## Task to carry out
Go over the entries and report the lines where the word "DEADLINE" occurs.

START Task input

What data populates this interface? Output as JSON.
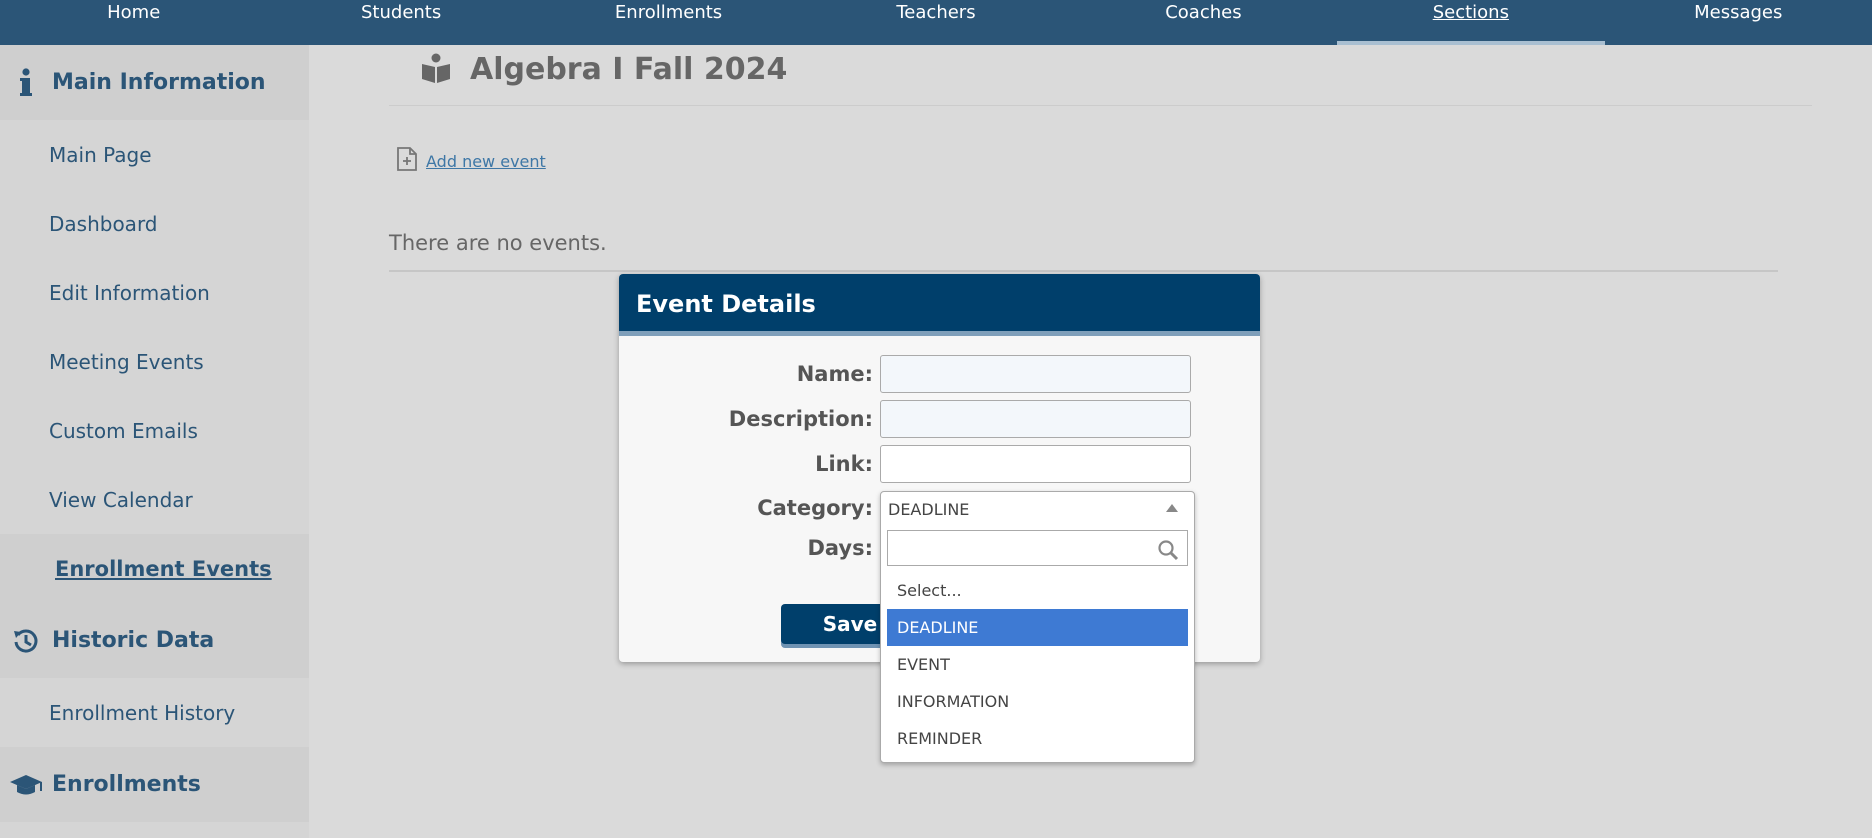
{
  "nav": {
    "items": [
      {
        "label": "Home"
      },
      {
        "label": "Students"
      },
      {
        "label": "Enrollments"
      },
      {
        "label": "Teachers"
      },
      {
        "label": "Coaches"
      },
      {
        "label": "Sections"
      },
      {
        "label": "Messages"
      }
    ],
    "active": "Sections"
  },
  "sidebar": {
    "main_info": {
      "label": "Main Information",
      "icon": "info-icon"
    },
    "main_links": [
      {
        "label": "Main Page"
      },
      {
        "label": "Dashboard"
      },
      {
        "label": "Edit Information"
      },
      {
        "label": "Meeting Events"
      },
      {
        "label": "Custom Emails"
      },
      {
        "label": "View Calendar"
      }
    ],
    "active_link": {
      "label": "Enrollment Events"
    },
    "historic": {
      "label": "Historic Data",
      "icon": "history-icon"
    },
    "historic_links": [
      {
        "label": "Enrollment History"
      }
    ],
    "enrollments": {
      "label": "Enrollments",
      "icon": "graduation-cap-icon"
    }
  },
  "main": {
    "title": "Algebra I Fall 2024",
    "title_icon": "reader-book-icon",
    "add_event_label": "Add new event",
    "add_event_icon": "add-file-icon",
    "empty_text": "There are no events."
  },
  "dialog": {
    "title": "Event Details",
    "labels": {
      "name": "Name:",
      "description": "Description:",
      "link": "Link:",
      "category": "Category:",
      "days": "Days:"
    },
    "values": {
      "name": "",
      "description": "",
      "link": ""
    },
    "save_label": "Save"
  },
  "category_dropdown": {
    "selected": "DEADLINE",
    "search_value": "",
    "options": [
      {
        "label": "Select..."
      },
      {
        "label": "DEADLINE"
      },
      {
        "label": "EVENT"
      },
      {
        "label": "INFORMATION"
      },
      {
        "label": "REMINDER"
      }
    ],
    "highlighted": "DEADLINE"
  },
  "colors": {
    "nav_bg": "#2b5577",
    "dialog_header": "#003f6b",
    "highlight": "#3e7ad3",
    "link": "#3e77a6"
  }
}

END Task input

## Finished task
    "selected": "DEADLINE",
        "label": "DEADLINE"
    "highlighted": "DEADLINE"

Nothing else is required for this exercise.